Posted by Kate Borders
How often do we tout the public art that is located around our downtown corridor? I talk about the art regularly and praise the fact that we have such a valuable collection. I have walked around downtown and paused for a moment at the various sculptures and fountains that mark the landscape of Downtown Fresno. In every conversation about the removal of the pedestrian space and the return of vehicular traffic, we make certain to quantify the process with an obligation – a necessity – to retain the art in the very immediate vicinity. Yes, the public art collection is a major part of our daily conversation and our deeply rooted understanding of what is important to downtown now. I would even argue that we, as a community, have heard this so regularly, that we have become numb to the very things that we hold in such high regard.
It happens everywhere.

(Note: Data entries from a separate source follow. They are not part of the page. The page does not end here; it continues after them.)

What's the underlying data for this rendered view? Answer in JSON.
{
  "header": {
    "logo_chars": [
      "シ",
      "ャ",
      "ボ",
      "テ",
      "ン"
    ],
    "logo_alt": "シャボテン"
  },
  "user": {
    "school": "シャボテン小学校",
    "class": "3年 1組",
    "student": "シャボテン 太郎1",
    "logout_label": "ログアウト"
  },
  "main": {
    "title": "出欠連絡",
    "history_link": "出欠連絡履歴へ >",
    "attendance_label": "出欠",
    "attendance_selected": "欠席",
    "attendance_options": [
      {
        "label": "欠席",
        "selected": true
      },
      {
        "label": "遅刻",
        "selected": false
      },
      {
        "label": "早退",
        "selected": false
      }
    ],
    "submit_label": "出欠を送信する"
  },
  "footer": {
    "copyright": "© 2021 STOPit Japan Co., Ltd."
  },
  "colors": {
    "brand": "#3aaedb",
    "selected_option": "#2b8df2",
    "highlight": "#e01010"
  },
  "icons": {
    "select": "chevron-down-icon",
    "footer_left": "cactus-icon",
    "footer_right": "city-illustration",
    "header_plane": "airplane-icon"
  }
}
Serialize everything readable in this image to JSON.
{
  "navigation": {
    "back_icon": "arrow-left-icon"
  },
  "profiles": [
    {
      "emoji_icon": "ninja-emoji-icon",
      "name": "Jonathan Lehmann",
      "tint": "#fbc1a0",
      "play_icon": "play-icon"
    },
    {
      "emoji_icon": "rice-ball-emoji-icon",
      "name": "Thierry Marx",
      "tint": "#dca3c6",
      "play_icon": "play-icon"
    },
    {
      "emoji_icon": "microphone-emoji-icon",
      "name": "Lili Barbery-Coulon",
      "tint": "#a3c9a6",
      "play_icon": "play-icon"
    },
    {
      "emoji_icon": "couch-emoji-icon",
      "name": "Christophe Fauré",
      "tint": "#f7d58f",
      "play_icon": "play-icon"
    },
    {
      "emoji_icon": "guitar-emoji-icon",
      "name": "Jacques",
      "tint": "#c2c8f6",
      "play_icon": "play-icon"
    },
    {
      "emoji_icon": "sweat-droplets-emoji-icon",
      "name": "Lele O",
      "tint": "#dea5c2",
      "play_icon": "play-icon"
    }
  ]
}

The unique – the remarkable – the outstanding, blend into the background after time wears away the newness and the chatter dies down. I admit that I too had been a passive participant and until recently, I had never really gotten to know the downtown art collection. I had never studied where the light hits the bolts that create the body of Bucephalus. I hadn’t watched closely the flow of the water out of Ellipsoid VI. I wasn’t familiar with the ceramic leaves that adorn the wall across from the Saroyan Theater. But I was as quick as anyone to claim, “There’s a Renoir sitting on the Fulton Mall!” Truthfully, beyond that statement, my actual knowledge of the downtown public art collection was pitiful.
So I decided I should be a tourist/art student in Downtown Fresno and acquaint myself with the riches that are scattered around us. Me, my camera and a handful of Saturday afternoons …over a thousand images later and I feel differently about my relationship with these works. We have a thing now. Whether I adore the piece or find it obtrusive, now I get it. And I feel as though I delved a little deeper …
I would argue that this surface level engagement, while not unusual, is a large part of the problem with our community’s troubled relationship with downtown. Fresno has gotten busy and life is whirling by and the detailed, historic elegance of a static downtown is forgotten and easily passed up for other endeavors. We all need to reacquaint ourselves with what makes our downtown distinctive. We need to stop ignoring the beauty and we need to start recognizing the grandeur. There are places of splendor, buildings of stature, institutions of elegance and whispers of history throughout our downtown. Sure there is dusting, cleaning, and repairs to be done, but like a grand old home, our downtown is quietly and gracefully awaiting our return.